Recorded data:

-------

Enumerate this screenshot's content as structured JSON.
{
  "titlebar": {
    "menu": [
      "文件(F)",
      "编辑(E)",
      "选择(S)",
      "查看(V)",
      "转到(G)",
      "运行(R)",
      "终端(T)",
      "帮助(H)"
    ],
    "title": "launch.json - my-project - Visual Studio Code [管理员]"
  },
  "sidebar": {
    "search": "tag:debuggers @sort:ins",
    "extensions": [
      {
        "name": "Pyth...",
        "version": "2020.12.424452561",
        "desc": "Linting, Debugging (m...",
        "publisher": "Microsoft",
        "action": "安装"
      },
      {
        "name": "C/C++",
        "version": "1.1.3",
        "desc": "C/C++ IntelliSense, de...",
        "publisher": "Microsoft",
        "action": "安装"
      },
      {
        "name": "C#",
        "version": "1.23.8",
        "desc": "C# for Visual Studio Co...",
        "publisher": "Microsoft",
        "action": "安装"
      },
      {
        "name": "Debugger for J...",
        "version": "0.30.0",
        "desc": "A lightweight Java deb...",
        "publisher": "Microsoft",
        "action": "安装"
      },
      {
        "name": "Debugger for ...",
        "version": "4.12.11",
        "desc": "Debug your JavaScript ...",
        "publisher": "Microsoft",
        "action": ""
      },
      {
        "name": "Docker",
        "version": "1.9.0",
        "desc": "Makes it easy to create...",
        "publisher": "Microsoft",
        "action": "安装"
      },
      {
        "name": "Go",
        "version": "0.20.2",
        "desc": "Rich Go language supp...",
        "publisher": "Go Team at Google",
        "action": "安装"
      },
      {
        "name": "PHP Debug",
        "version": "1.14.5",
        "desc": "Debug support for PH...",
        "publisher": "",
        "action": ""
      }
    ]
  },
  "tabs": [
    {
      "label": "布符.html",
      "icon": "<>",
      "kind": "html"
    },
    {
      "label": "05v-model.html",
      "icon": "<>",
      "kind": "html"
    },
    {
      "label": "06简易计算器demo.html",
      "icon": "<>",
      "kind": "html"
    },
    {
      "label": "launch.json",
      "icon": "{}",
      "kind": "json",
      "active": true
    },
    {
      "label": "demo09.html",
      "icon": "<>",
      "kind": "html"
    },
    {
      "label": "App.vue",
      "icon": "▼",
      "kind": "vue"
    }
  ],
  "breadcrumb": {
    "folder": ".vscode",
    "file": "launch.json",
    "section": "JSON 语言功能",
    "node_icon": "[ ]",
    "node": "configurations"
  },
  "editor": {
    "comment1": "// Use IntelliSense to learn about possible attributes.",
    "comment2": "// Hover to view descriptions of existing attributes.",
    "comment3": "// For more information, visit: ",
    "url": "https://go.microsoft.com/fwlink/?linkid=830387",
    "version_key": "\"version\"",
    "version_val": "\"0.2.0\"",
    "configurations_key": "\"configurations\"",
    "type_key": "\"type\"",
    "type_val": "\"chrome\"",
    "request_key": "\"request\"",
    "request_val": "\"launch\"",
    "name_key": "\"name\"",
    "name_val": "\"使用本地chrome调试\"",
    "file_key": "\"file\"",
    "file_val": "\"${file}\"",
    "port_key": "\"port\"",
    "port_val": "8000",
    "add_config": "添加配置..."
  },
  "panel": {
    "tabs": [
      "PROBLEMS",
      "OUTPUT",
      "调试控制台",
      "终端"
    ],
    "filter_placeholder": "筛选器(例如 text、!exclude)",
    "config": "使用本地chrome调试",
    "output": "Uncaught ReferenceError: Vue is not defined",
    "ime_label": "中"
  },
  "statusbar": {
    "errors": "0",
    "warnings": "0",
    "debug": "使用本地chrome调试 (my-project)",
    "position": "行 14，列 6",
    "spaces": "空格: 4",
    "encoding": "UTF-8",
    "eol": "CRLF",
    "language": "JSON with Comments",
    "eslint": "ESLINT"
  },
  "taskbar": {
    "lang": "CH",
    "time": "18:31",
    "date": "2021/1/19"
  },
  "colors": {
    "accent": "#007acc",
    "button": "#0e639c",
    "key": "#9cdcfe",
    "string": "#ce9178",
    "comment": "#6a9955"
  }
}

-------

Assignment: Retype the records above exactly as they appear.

Answer below:
Enumerate this screenshot's content as structured JSON.
{
  "titlebar": {
    "menu": [
      "文件(F)",
      "编辑(E)",
      "选择(S)",
      "查看(V)",
      "转到(G)",
      "运行(R)",
      "终端(T)",
      "帮助(H)"
    ],
    "title": "launch.json - my-project - Visual Studio Code [管理员]"
  },
  "sidebar": {
    "search": "tag:debuggers @sort:ins",
    "extensions": [
      {
        "name": "Pyth...",
        "version": "2020.12.424452561",
        "desc": "Linting, Debugging (m...",
        "publisher": "Microsoft",
        "action": "安装"
      },
      {
        "name": "C/C++",
        "version": "1.1.3",
        "desc": "C/C++ IntelliSense, de...",
        "publisher": "Microsoft",
        "action": "安装"
      },
      {
        "name": "C#",
        "version": "1.23.8",
        "desc": "C# for Visual Studio Co...",
        "publisher": "Microsoft",
        "action": "安装"
      },
      {
        "name": "Debugger for J...",
        "version": "0.30.0",
        "desc": "A lightweight Java deb...",
        "publisher": "Microsoft",
        "action": "安装"
      },
      {
        "name": "Debugger for ...",
        "version": "4.12.11",
        "desc": "Debug your JavaScript ...",
        "publisher": "Microsoft",
        "action": ""
      },
      {
        "name": "Docker",
        "version": "1.9.0",
        "desc": "Makes it easy to create...",
        "publisher": "Microsoft",
        "action": "安装"
      },
      {
        "name": "Go",
        "version": "0.20.2",
        "desc": "Rich Go language supp...",
        "publisher": "Go Team at Google",
        "action": "安装"
      },
      {
        "name": "PHP Debug",
        "version": "1.14.5",
        "desc": "Debug support for PH...",
        "publisher": "",
        "action": ""
      }
    ]
  },
  "tabs": [
    {
      "label": "布符.html",
      "icon": "<>",
      "kind": "html"
    },
    {
      "label": "05v-model.html",
      "icon": "<>",
      "kind": "html"
    },
    {
      "label": "06简易计算器demo.html",
      "icon": "<>",
      "kind": "html"
    },
    {
      "label": "launch.json",
      "icon": "{}",
      "kind": "json",
      "active": true
    },
    {
      "label": "demo09.html",
      "icon": "<>",
      "kind": "html"
    },
    {
      "label": "App.vue",
      "icon": "▼",
      "kind": "vue"
    }
  ],
  "breadcrumb": {
    "folder": ".vscode",
    "file": "launch.json",
    "section": "JSON 语言功能",
    "node_icon": "[ ]",
    "node": "configurations"
  },
  "editor": {
    "comment1": "// Use IntelliSense to learn about possible attributes.",
    "comment2": "// Hover to view descriptions of existing attributes.",
    "comment3": "// For more information, visit: ",
    "url": "https://go.microsoft.com/fwlink/?linkid=830387",
    "version_key": "\"version\"",
    "version_val": "\"0.2.0\"",
    "configurations_key": "\"configurations\"",
    "type_key": "\"type\"",
    "type_val": "\"chrome\"",
    "request_key": "\"request\"",
    "request_val": "\"launch\"",
    "name_key": "\"name\"",
    "name_val": "\"使用本地chrome调试\"",
    "file_key": "\"file\"",
    "file_val": "\"${file}\"",
    "port_key": "\"port\"",
    "port_val": "8000",
    "add_config": "添加配置..."
  },
  "panel": {
    "tabs": [
      "PROBLEMS",
      "OUTPUT",
      "调试控制台",
      "终端"
    ],
    "filter_placeholder": "筛选器(例如 text、!exclude)",
    "config": "使用本地chrome调试",
    "output": "Uncaught ReferenceError: Vue is not defined",
    "ime_label": "中"
  },
  "statusbar": {
    "errors": "0",
    "warnings": "0",
    "debug": "使用本地chrome调试 (my-project)",
    "position": "行 14，列 6",
    "spaces": "空格: 4",
    "encoding": "UTF-8",
    "eol": "CRLF",
    "language": "JSON with Comments",
    "eslint": "ESLINT"
  },
  "taskbar": {
    "lang": "CH",
    "time": "18:31",
    "date": "2021/1/19"
  },
  "colors": {
    "accent": "#007acc",
    "button": "#0e639c",
    "key": "#9cdcfe",
    "string": "#ce9178",
    "comment": "#6a9955"
  }
}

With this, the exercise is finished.